* ABOUT THIS EXERCISE *
Repeat the listing below in full, keeping every character as it is.

>>>>>

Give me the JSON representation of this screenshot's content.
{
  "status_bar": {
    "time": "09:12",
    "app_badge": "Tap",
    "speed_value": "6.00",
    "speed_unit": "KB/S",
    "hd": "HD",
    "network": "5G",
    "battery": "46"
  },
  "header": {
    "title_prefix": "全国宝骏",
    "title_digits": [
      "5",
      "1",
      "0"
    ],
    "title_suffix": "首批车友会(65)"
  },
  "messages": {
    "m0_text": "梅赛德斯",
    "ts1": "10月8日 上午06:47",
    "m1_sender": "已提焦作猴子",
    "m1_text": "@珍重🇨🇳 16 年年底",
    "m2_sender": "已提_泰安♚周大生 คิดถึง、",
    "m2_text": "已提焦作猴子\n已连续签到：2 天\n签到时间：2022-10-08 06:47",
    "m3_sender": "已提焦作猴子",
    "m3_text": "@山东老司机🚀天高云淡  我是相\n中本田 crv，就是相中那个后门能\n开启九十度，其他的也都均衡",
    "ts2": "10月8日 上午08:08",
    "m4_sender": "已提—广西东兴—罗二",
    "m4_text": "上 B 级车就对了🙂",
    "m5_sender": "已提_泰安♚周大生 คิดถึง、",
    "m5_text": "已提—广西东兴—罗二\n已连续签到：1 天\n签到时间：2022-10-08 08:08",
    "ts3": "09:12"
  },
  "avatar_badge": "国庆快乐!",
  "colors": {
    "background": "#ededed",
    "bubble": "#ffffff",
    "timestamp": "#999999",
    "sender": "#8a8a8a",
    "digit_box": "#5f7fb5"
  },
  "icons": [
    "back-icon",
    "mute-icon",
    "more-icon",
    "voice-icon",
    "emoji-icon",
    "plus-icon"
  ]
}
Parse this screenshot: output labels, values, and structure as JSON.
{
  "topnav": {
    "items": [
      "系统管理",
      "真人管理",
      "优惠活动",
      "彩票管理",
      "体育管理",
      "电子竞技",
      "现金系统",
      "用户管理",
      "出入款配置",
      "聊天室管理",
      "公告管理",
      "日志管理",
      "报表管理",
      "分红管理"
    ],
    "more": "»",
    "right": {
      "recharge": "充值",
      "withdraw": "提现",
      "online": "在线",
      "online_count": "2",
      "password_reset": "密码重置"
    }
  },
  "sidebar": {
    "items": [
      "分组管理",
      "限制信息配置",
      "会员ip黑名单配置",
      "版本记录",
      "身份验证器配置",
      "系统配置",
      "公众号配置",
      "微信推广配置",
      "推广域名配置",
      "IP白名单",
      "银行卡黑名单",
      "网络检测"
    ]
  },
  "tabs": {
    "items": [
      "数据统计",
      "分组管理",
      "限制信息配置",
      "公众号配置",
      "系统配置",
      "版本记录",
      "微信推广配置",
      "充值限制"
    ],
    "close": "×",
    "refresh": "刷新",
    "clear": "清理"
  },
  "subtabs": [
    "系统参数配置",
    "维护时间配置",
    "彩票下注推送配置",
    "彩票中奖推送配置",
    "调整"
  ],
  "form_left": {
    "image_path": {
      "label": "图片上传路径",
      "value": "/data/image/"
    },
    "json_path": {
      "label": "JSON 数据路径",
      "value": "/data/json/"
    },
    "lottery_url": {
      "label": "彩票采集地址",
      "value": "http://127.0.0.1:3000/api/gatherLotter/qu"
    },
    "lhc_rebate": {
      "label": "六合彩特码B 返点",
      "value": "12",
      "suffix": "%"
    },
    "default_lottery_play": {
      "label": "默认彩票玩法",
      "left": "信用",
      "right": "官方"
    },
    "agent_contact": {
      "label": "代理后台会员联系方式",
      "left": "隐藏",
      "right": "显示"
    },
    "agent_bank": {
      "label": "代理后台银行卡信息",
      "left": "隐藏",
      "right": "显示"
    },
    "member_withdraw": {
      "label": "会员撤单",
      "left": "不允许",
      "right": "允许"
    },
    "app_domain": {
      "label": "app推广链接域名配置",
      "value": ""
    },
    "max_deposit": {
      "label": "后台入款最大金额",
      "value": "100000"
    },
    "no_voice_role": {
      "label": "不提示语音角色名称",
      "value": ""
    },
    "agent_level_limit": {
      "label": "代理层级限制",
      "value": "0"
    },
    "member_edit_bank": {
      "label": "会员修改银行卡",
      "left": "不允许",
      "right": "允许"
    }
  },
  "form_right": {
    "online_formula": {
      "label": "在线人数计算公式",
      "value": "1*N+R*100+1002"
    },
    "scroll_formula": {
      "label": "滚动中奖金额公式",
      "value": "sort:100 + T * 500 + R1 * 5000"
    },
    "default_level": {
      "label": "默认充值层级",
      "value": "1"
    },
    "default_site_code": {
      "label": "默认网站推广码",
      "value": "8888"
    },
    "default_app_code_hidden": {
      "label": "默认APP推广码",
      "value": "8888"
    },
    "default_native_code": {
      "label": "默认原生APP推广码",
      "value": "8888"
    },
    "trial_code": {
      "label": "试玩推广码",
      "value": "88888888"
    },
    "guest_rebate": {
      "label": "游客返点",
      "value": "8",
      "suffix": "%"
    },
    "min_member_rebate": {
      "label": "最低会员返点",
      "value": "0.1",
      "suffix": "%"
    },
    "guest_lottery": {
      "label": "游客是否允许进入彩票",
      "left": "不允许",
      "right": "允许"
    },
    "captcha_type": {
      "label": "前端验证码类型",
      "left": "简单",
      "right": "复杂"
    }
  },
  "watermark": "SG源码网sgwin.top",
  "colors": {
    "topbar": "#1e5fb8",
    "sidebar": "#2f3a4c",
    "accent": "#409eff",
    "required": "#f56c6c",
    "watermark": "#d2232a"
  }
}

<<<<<

* RESPONSE AREA *
Give me the JSON representation of this screenshot's content.
{
  "status_bar": {
    "time": "09:12",
    "app_badge": "Tap",
    "speed_value": "6.00",
    "speed_unit": "KB/S",
    "hd": "HD",
    "network": "5G",
    "battery": "46"
  },
  "header": {
    "title_prefix": "全国宝骏",
    "title_digits": [
      "5",
      "1",
      "0"
    ],
    "title_suffix": "首批车友会(65)"
  },
  "messages": {
    "m0_text": "梅赛德斯",
    "ts1": "10月8日 上午06:47",
    "m1_sender": "已提焦作猴子",
    "m1_text": "@珍重🇨🇳 16 年年底",
    "m2_sender": "已提_泰安♚周大生 คิดถึง、",
    "m2_text": "已提焦作猴子\n已连续签到：2 天\n签到时间：2022-10-08 06:47",
    "m3_sender": "已提焦作猴子",
    "m3_text": "@山东老司机🚀天高云淡  我是相\n中本田 crv，就是相中那个后门能\n开启九十度，其他的也都均衡",
    "ts2": "10月8日 上午08:08",
    "m4_sender": "已提—广西东兴—罗二",
    "m4_text": "上 B 级车就对了🙂",
    "m5_sender": "已提_泰安♚周大生 คิดถึง、",
    "m5_text": "已提—广西东兴—罗二\n已连续签到：1 天\n签到时间：2022-10-08 08:08",
    "ts3": "09:12"
  },
  "avatar_badge": "国庆快乐!",
  "colors": {
    "background": "#ededed",
    "bubble": "#ffffff",
    "timestamp": "#999999",
    "sender": "#8a8a8a",
    "digit_box": "#5f7fb5"
  },
  "icons": [
    "back-icon",
    "mute-icon",
    "more-icon",
    "voice-icon",
    "emoji-icon",
    "plus-icon"
  ]
}
Parse this screenshot: output labels, values, and structure as JSON.
{
  "topnav": {
    "items": [
      "系统管理",
      "真人管理",
      "优惠活动",
      "彩票管理",
      "体育管理",
      "电子竞技",
      "现金系统",
      "用户管理",
      "出入款配置",
      "聊天室管理",
      "公告管理",
      "日志管理",
      "报表管理",
      "分红管理"
    ],
    "more": "»",
    "right": {
      "recharge": "充值",
      "withdraw": "提现",
      "online": "在线",
      "online_count": "2",
      "password_reset": "密码重置"
    }
  },
  "sidebar": {
    "items": [
      "分组管理",
      "限制信息配置",
      "会员ip黑名单配置",
      "版本记录",
      "身份验证器配置",
      "系统配置",
      "公众号配置",
      "微信推广配置",
      "推广域名配置",
      "IP白名单",
      "银行卡黑名单",
      "网络检测"
    ]
  },
  "tabs": {
    "items": [
      "数据统计",
      "分组管理",
      "限制信息配置",
      "公众号配置",
      "系统配置",
      "版本记录",
      "微信推广配置",
      "充值限制"
    ],
    "close": "×",
    "refresh": "刷新",
    "clear": "清理"
  },
  "subtabs": [
    "系统参数配置",
    "维护时间配置",
    "彩票下注推送配置",
    "彩票中奖推送配置",
    "调整"
  ],
  "form_left": {
    "image_path": {
      "label": "图片上传路径",
      "value": "/data/image/"
    },
    "json_path": {
      "label": "JSON 数据路径",
      "value": "/data/json/"
    },
    "lottery_url": {
      "label": "彩票采集地址",
      "value": "http://127.0.0.1:3000/api/gatherLotter/qu"
    },
    "lhc_rebate": {
      "label": "六合彩特码B 返点",
      "value": "12",
      "suffix": "%"
    },
    "default_lottery_play": {
      "label": "默认彩票玩法",
      "left": "信用",
      "right": "官方"
    },
    "agent_contact": {
      "label": "代理后台会员联系方式",
      "left": "隐藏",
      "right": "显示"
    },
    "agent_bank": {
      "label": "代理后台银行卡信息",
      "left": "隐藏",
      "right": "显示"
    },
    "member_withdraw": {
      "label": "会员撤单",
      "left": "不允许",
      "right": "允许"
    },
    "app_domain": {
      "label": "app推广链接域名配置",
      "value": ""
    },
    "max_deposit": {
      "label": "后台入款最大金额",
      "value": "100000"
    },
    "no_voice_role": {
      "label": "不提示语音角色名称",
      "value": ""
    },
    "agent_level_limit": {
      "label": "代理层级限制",
      "value": "0"
    },
    "member_edit_bank": {
      "label": "会员修改银行卡",
      "left": "不允许",
      "right": "允许"
    }
  },
  "form_right": {
    "online_formula": {
      "label": "在线人数计算公式",
      "value": "1*N+R*100+1002"
    },
    "scroll_formula": {
      "label": "滚动中奖金额公式",
      "value": "sort:100 + T * 500 + R1 * 5000"
    },
    "default_level": {
      "label": "默认充值层级",
      "value": "1"
    },
    "default_site_code": {
      "label": "默认网站推广码",
      "value": "8888"
    },
    "default_app_code_hidden": {
      "label": "默认APP推广码",
      "value": "8888"
    },
    "default_native_code": {
      "label": "默认原生APP推广码",
      "value": "8888"
    },
    "trial_code": {
      "label": "试玩推广码",
      "value": "88888888"
    },
    "guest_rebate": {
      "label": "游客返点",
      "value": "8",
      "suffix": "%"
    },
    "min_member_rebate": {
      "label": "最低会员返点",
      "value": "0.1",
      "suffix": "%"
    },
    "guest_lottery": {
      "label": "游客是否允许进入彩票",
      "left": "不允许",
      "right": "允许"
    },
    "captcha_type": {
      "label": "前端验证码类型",
      "left": "简单",
      "right": "复杂"
    }
  },
  "watermark": "SG源码网sgwin.top",
  "colors": {
    "topbar": "#1e5fb8",
    "sidebar": "#2f3a4c",
    "accent": "#409eff",
    "required": "#f56c6c",
    "watermark": "#d2232a"
  }
}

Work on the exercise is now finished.